For more on the wind production tax credit, check out this December story by my colleague Jay F. Marks.
Senators failed to pass an amendment this afternoon that would have extended some federal tax credits for wind power and other renewable energy initiatives.
The amendment by Sen. Debbie Stabenow, D-Michigan, needed 60 votes to advance. The vote was 49-49, largely along party lines. Three Democrats voted against the measure.
Oklahoma’s Republican senators, Dr. Tom Coburn and Sen. Jim Inhofe, both voted against the amendment.
Included in the amendment was an extension of the production tax credit for wind and a 30 percent tax credit for manufacturers that retool their factories to make equipment for clean energy production, according to a statement from Stabenow’s office on March 8. The measure also covered incentives for biodiesel production.
In a statement, former Oklahoma Corporation Commissioner Denise Bode said renewable energy initiatives still have bipartisan support. Bode now heads up the the American Wind Energy Association:
“We are disappointed that tens of thousands of American jobs are being put in peril by partisan gridlock in Washington. Despite the partisan vote on these broader energy amendments, the fact remains that the wind Production Tax Credit (PTC) enjoys bipartisan support in the House and Senate.
“The clock is ticking and the stakes for a timely extension of the PTC could not be clearer. We stand to lose one of America’s best new sources of American manufacturing jobs. With every day that goes by, layoffs are occurring and further job losses and even plant closings will accelerate with each month we near expiration in December. Economic studies have shown that Congressional inaction on the PTC could kill 37,000 American jobs, shutter plants and cancel billions of dollars in private investment.”
Meanwhile, the conservative Heritage Foundation argued that tax incentives for energy production distort the free market and campaigned against the Stabenow amendment. The group called it an extension of the 2009 economic stimulus package:

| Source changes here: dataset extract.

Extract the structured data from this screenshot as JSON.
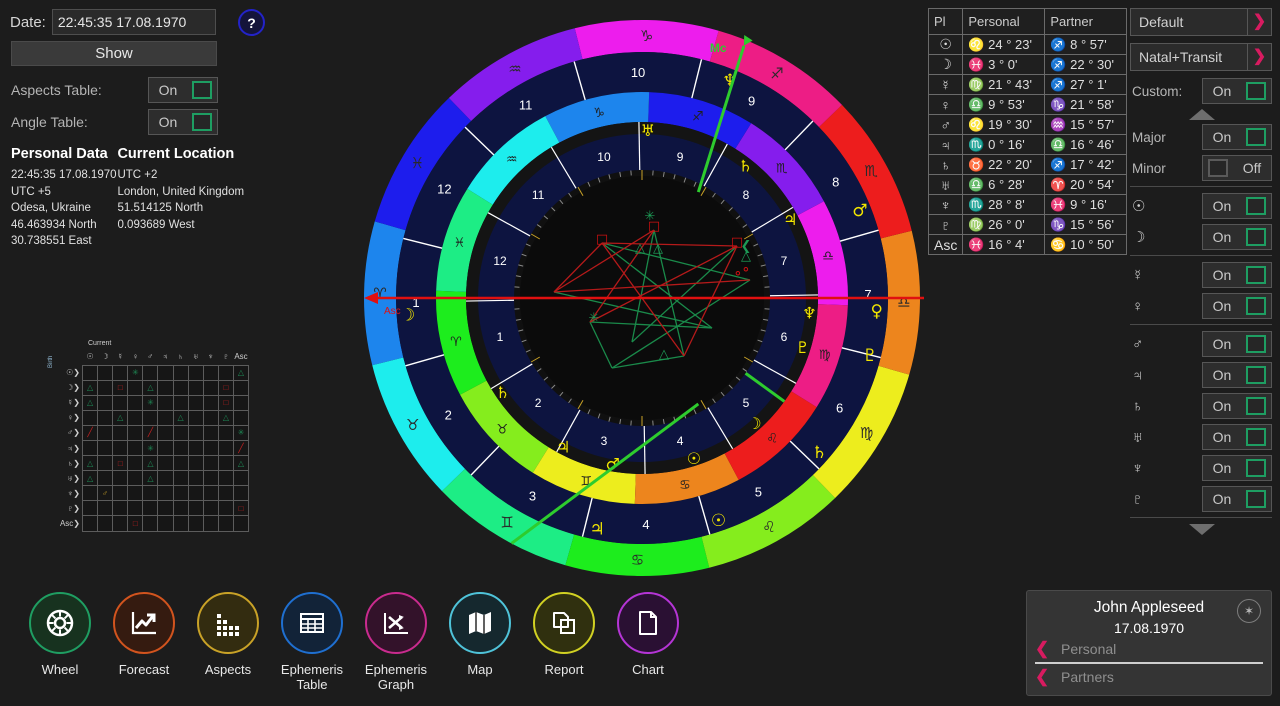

For decades, various alternative energy industries have claimed that subsidies were needed to jumpstart their nascent industry. Wind, for example, has been making the claim for 20 years. Yet, since the production tax credit came online in 1992, wind accounts for only 2.3% of America’s electricity.